╭─ Listed records

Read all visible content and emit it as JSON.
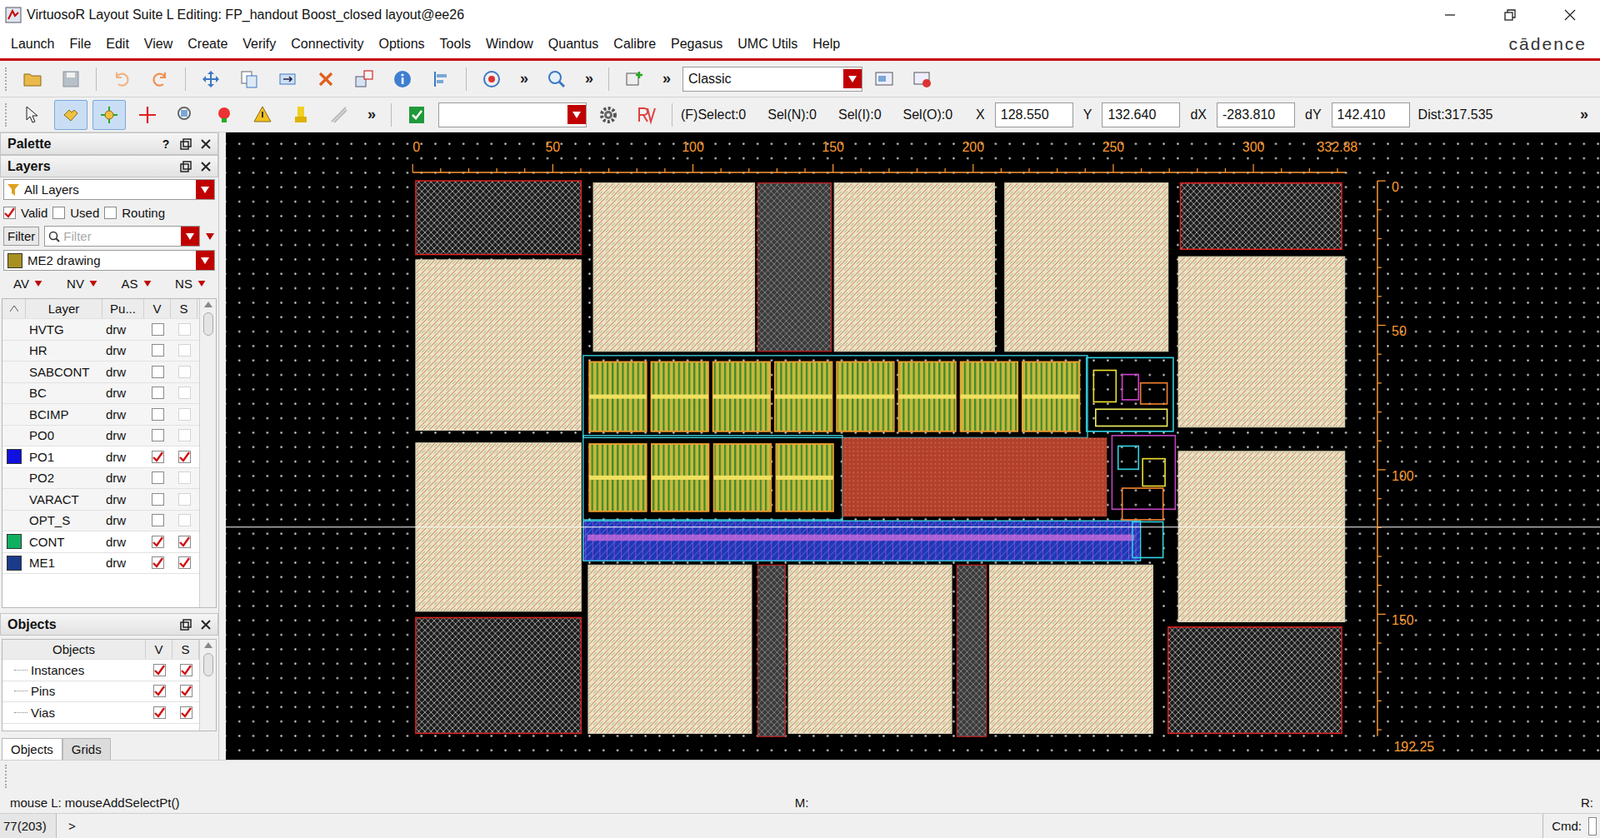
{
  "window": {
    "title": "VirtuosoR Layout Suite L Editing: FP_handout Boost_closed layout@ee26"
  },
  "menu": [
    "Launch",
    "File",
    "Edit",
    "View",
    "Create",
    "Verify",
    "Connectivity",
    "Options",
    "Tools",
    "Window",
    "Quantus",
    "Calibre",
    "Pegasus",
    "UMC Utils",
    "Help"
  ],
  "logo": "cādence",
  "toolbar": {
    "overflow": "»",
    "style": "Classic"
  },
  "select_bar": {
    "items": [
      "(F)Select:0",
      "Sel(N):0",
      "Sel(I):0",
      "Sel(O):0"
    ],
    "fields": [
      {
        "label": "X",
        "value": "128.550"
      },
      {
        "label": "Y",
        "value": "132.640"
      },
      {
        "label": "dX",
        "value": "-283.810"
      },
      {
        "label": "dY",
        "value": "142.410"
      }
    ],
    "distance": "Dist:317.535",
    "overflow": "»"
  },
  "palette": {
    "title": "Palette",
    "help": "?"
  },
  "layers": {
    "title": "Layers",
    "filter_set": "All Layers",
    "options": [
      {
        "label": "Valid",
        "checked": true
      },
      {
        "label": "Used",
        "checked": false
      },
      {
        "label": "Routing",
        "checked": false
      }
    ],
    "filter_button": "Filter",
    "filter_placeholder": "Filter",
    "current": {
      "label": "ME2 drawing",
      "color": "#a89020"
    },
    "visibility": [
      "AV",
      "NV",
      "AS",
      "NS"
    ],
    "columns": [
      "Layer",
      "Pu...",
      "V",
      "S"
    ],
    "rows": [
      {
        "name": "HVTG",
        "purpose": "drw",
        "visible": false,
        "selectable": false
      },
      {
        "name": "HR",
        "purpose": "drw",
        "visible": false,
        "selectable": false
      },
      {
        "name": "SABCONT",
        "purpose": "drw",
        "visible": false,
        "selectable": false
      },
      {
        "name": "BC",
        "purpose": "drw",
        "visible": false,
        "selectable": false
      },
      {
        "name": "BCIMP",
        "purpose": "drw",
        "visible": false,
        "selectable": false
      },
      {
        "name": "PO0",
        "purpose": "drw",
        "visible": false,
        "selectable": false
      },
      {
        "name": "PO1",
        "purpose": "drw",
        "visible": true,
        "selectable": true,
        "color": "#1010e0"
      },
      {
        "name": "PO2",
        "purpose": "drw",
        "visible": false,
        "selectable": false
      },
      {
        "name": "VARACT",
        "purpose": "drw",
        "visible": false,
        "selectable": false
      },
      {
        "name": "OPT_S",
        "purpose": "drw",
        "visible": false,
        "selectable": false
      },
      {
        "name": "CONT",
        "purpose": "drw",
        "visible": true,
        "selectable": true,
        "color": "#10b060"
      },
      {
        "name": "ME1",
        "purpose": "drw",
        "visible": true,
        "selectable": true,
        "color": "#1a3a8a"
      }
    ]
  },
  "objects": {
    "title": "Objects",
    "columns": [
      "Objects",
      "V",
      "S"
    ],
    "rows": [
      {
        "label": "Instances",
        "visible": true,
        "selectable": true
      },
      {
        "label": "Pins",
        "visible": true,
        "selectable": true
      },
      {
        "label": "Vias",
        "visible": true,
        "selectable": true
      }
    ]
  },
  "tabs": [
    {
      "label": "Objects",
      "selected": true
    },
    {
      "label": "Grids",
      "selected": false
    }
  ],
  "canvas": {
    "top_ruler": [
      "0",
      "50",
      "100",
      "150",
      "200",
      "250",
      "300",
      "332.88"
    ],
    "right_ruler": [
      "0",
      "50",
      "100",
      "150",
      "192.25"
    ]
  },
  "status": {
    "mouse": "mouse L: mouseAddSelectPt()",
    "middle": "M:",
    "right": "R:",
    "count": "77(203)",
    "prompt": ">",
    "cmd": "Cmd:"
  }
}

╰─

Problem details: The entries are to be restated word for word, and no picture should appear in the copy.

Response area:
Read all visible content and emit it as JSON.
{
  "window": {
    "title": "VirtuosoR Layout Suite L Editing: FP_handout Boost_closed layout@ee26"
  },
  "menu": [
    "Launch",
    "File",
    "Edit",
    "View",
    "Create",
    "Verify",
    "Connectivity",
    "Options",
    "Tools",
    "Window",
    "Quantus",
    "Calibre",
    "Pegasus",
    "UMC Utils",
    "Help"
  ],
  "logo": "cādence",
  "toolbar": {
    "overflow": "»",
    "style": "Classic"
  },
  "select_bar": {
    "items": [
      "(F)Select:0",
      "Sel(N):0",
      "Sel(I):0",
      "Sel(O):0"
    ],
    "fields": [
      {
        "label": "X",
        "value": "128.550"
      },
      {
        "label": "Y",
        "value": "132.640"
      },
      {
        "label": "dX",
        "value": "-283.810"
      },
      {
        "label": "dY",
        "value": "142.410"
      }
    ],
    "distance": "Dist:317.535",
    "overflow": "»"
  },
  "palette": {
    "title": "Palette",
    "help": "?"
  },
  "layers": {
    "title": "Layers",
    "filter_set": "All Layers",
    "options": [
      {
        "label": "Valid",
        "checked": true
      },
      {
        "label": "Used",
        "checked": false
      },
      {
        "label": "Routing",
        "checked": false
      }
    ],
    "filter_button": "Filter",
    "filter_placeholder": "Filter",
    "current": {
      "label": "ME2 drawing",
      "color": "#a89020"
    },
    "visibility": [
      "AV",
      "NV",
      "AS",
      "NS"
    ],
    "columns": [
      "Layer",
      "Pu...",
      "V",
      "S"
    ],
    "rows": [
      {
        "name": "HVTG",
        "purpose": "drw",
        "visible": false,
        "selectable": false
      },
      {
        "name": "HR",
        "purpose": "drw",
        "visible": false,
        "selectable": false
      },
      {
        "name": "SABCONT",
        "purpose": "drw",
        "visible": false,
        "selectable": false
      },
      {
        "name": "BC",
        "purpose": "drw",
        "visible": false,
        "selectable": false
      },
      {
        "name": "BCIMP",
        "purpose": "drw",
        "visible": false,
        "selectable": false
      },
      {
        "name": "PO0",
        "purpose": "drw",
        "visible": false,
        "selectable": false
      },
      {
        "name": "PO1",
        "purpose": "drw",
        "visible": true,
        "selectable": true,
        "color": "#1010e0"
      },
      {
        "name": "PO2",
        "purpose": "drw",
        "visible": false,
        "selectable": false
      },
      {
        "name": "VARACT",
        "purpose": "drw",
        "visible": false,
        "selectable": false
      },
      {
        "name": "OPT_S",
        "purpose": "drw",
        "visible": false,
        "selectable": false
      },
      {
        "name": "CONT",
        "purpose": "drw",
        "visible": true,
        "selectable": true,
        "color": "#10b060"
      },
      {
        "name": "ME1",
        "purpose": "drw",
        "visible": true,
        "selectable": true,
        "color": "#1a3a8a"
      }
    ]
  },
  "objects": {
    "title": "Objects",
    "columns": [
      "Objects",
      "V",
      "S"
    ],
    "rows": [
      {
        "label": "Instances",
        "visible": true,
        "selectable": true
      },
      {
        "label": "Pins",
        "visible": true,
        "selectable": true
      },
      {
        "label": "Vias",
        "visible": true,
        "selectable": true
      }
    ]
  },
  "tabs": [
    {
      "label": "Objects",
      "selected": true
    },
    {
      "label": "Grids",
      "selected": false
    }
  ],
  "canvas": {
    "top_ruler": [
      "0",
      "50",
      "100",
      "150",
      "200",
      "250",
      "300",
      "332.88"
    ],
    "right_ruler": [
      "0",
      "50",
      "100",
      "150",
      "192.25"
    ]
  },
  "status": {
    "mouse": "mouse L: mouseAddSelectPt()",
    "middle": "M:",
    "right": "R:",
    "count": "77(203)",
    "prompt": ">",
    "cmd": "Cmd:"
  }
}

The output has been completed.